Still, it's a setback. In Costa Mesa I had worked on it every day after every match. But coming out here, not playing in a month, I definitely doubted my serve a lot, and that kills me whereas 4-5 months ago, I had complete faith in my serve, and that makes the biggest difference.
OTR: How do you see the Hoos' season shaping up this year?
RS: I mean, we have the same team except for one guy, so...
OTR: Kind of a big guy, though. [Last year's senior captain Mitchell Frank.]
RS: Yeah, I mean, honestly Frank has done a lot for us. But every single guy coming back and being in the position that we've been in last year ... we have a lot of veterans, guys who have been in pretty much every situation, and someone will definitely step up and hopefully take Frank's place. I know they're big shoes to fill, but we definitely have 10 guys who can all play for us so I think, we're putting in a lot of work, we're still bonding as a team, so I think hopefully we'll have a great season.
OTR: [Asks about the UVA spring line-up]
RS: We have so many players, anyone can play anywhere. I honestly can't say what the line-up will be right now because everyone's playing really well.
OTR: How's your brother [former UVA teammate Justin Shane] doing?
RS: He's good. He semi'd a few futures, he's been playing a decent amount, but he's been hurt throughout the year. He's been working really hard, he's got a fitness coach back home [in Northern Virginia]. He's working with him a lot, especially when he's not playing tennis. If he hurts his lower body, he keeps him in shape with his upper body.
Right now he hurt his finger in Canada -- I think his teammate hit his finger when they were playing doubles. So he has, I think they call it trigger finger. He can only hit backhand slices, but he still hits twice a day, hitting backhand slices. He's working really hard. I think if he can get healthy and play a full schedule, he can do well.
OTR: You think we can see him on the Challenger circuit?
RS: Oh, for sure. Over the summer [at the Champaign Futures] he semi'd a future and he was dominating the semis and he snapped his knee ... I'm not sure what happened, where he couldn't bend it and had to pull out. He was up a set and I think 4-1. He tried to play it out but obviously he went down 6-4 [actually 7-5], he couldn't move.
He's one of the best ball-strikers I've ever hit with. I'm not saying that because he's my brother.

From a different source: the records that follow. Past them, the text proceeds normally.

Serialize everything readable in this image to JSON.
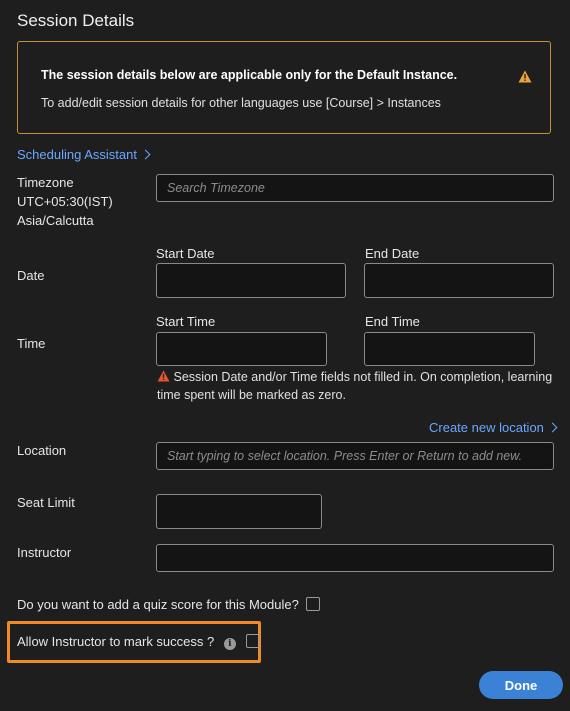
{
  "panel": {
    "title": "Session Details"
  },
  "notice": {
    "heading": "The session details below are applicable only for the Default Instance.",
    "text": "To add/edit session details for other languages use [Course] > Instances"
  },
  "scheduling": {
    "label": "Scheduling Assistant"
  },
  "timezone": {
    "label": "Timezone",
    "offset": "UTC+05:30(IST)",
    "region": "Asia/Calcutta",
    "placeholder": "Search Timezone"
  },
  "date": {
    "label": "Date",
    "start_label": "Start Date",
    "end_label": "End Date"
  },
  "time": {
    "label": "Time",
    "start_label": "Start Time",
    "end_label": "End Time",
    "warning": "Session Date and/or Time fields not filled in. On completion, learning time spent will be marked as zero."
  },
  "location": {
    "label": "Location",
    "create_link": "Create new location",
    "placeholder": "Start typing to select location. Press Enter or Return to add new."
  },
  "seat_limit": {
    "label": "Seat Limit"
  },
  "instructor": {
    "label": "Instructor"
  },
  "quiz": {
    "label": "Do you want to add a quiz score for this Module?",
    "checked": false
  },
  "mark_success": {
    "label": "Allow Instructor to mark success ?",
    "info_glyph": "i",
    "checked": false
  },
  "footer": {
    "done_label": "Done"
  },
  "colors": {
    "accent": "#3b82d6",
    "link": "#6aa7ff",
    "warning": "#e8a33d",
    "highlight": "#f08a24"
  }
}
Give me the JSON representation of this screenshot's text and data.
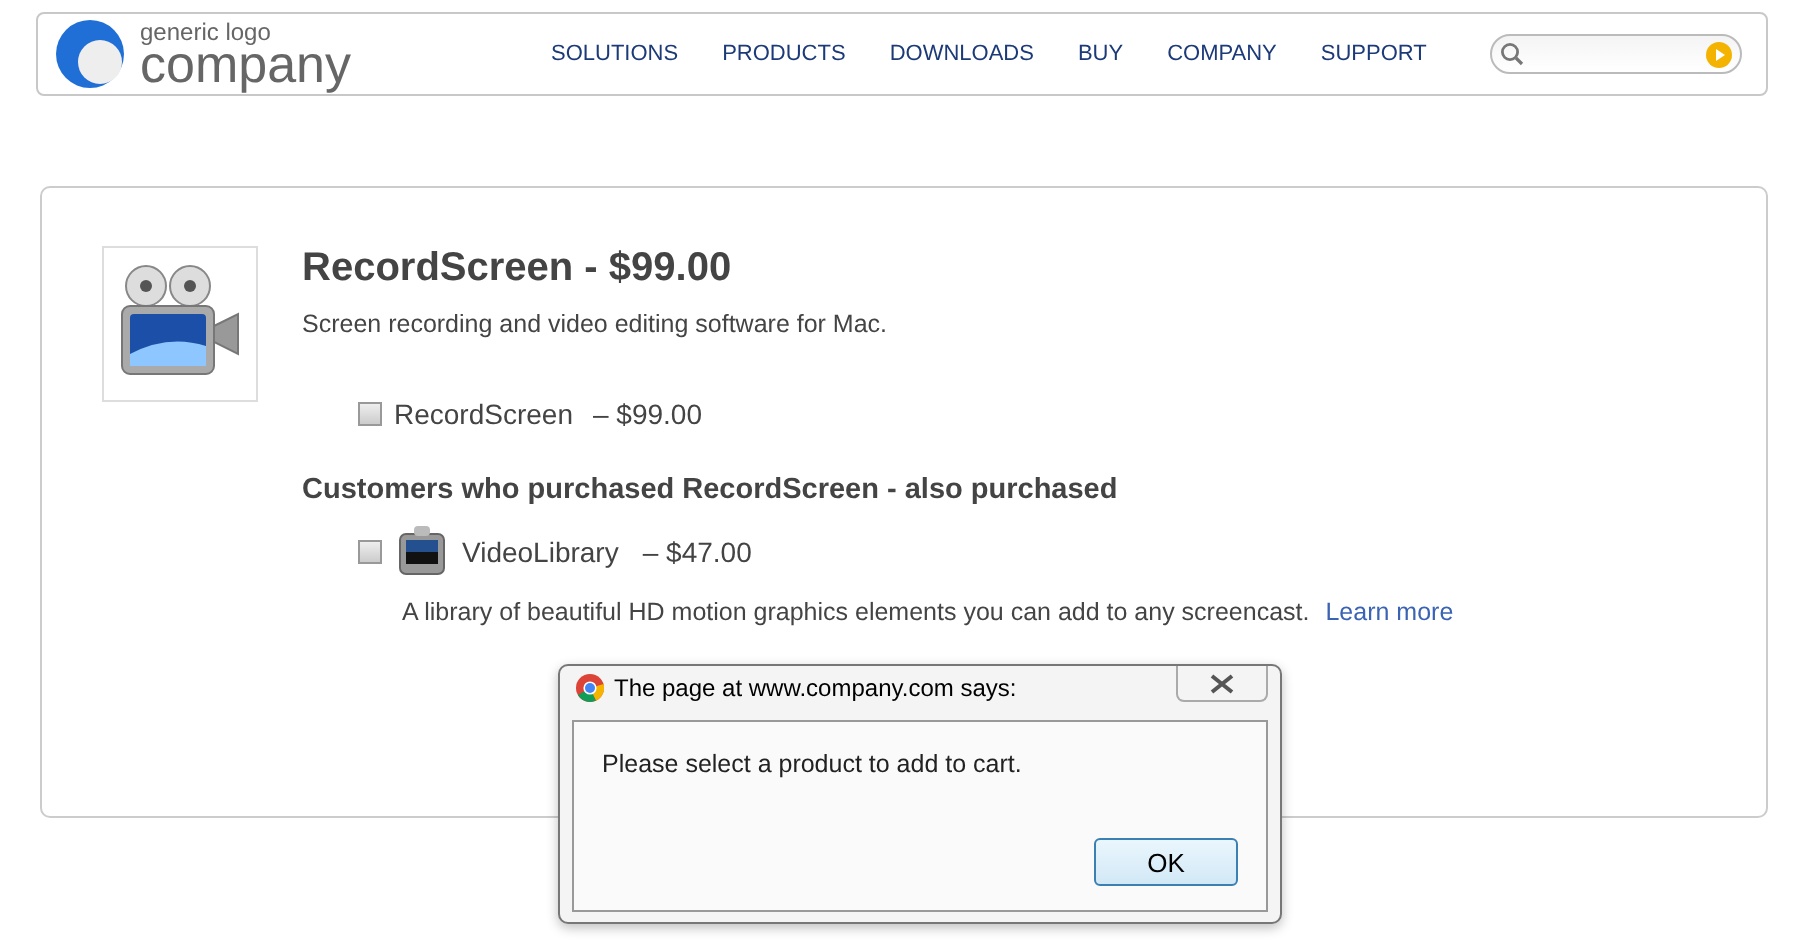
{
  "header": {
    "logo": {
      "small": "generic logo",
      "large": "company"
    },
    "nav": [
      {
        "label": "SOLUTIONS"
      },
      {
        "label": "PRODUCTS"
      },
      {
        "label": "DOWNLOADS"
      },
      {
        "label": "BUY"
      },
      {
        "label": "COMPANY"
      },
      {
        "label": "SUPPORT"
      }
    ]
  },
  "product": {
    "title": "RecordScreen - $99.00",
    "description": "Screen recording and video editing software for Mac.",
    "option": {
      "name": "RecordScreen",
      "price": "– $99.00",
      "checked": false
    }
  },
  "upsell": {
    "heading": "Customers who purchased RecordScreen - also purchased",
    "items": [
      {
        "name": "VideoLibrary",
        "price": "– $47.00",
        "checked": false,
        "description": "A library of beautiful HD motion graphics elements you can add to any screencast.",
        "link": "Learn more"
      }
    ]
  },
  "dialog": {
    "title": "The page at www.company.com says:",
    "message": "Please select a product to add to cart.",
    "button": "OK"
  }
}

Other than myself I don't think I've hit against someone who hits the ball that hard. He just takes my ball and just rips it back at me. I don't experience that very often. If he can get healthy, he's going to be a force to play.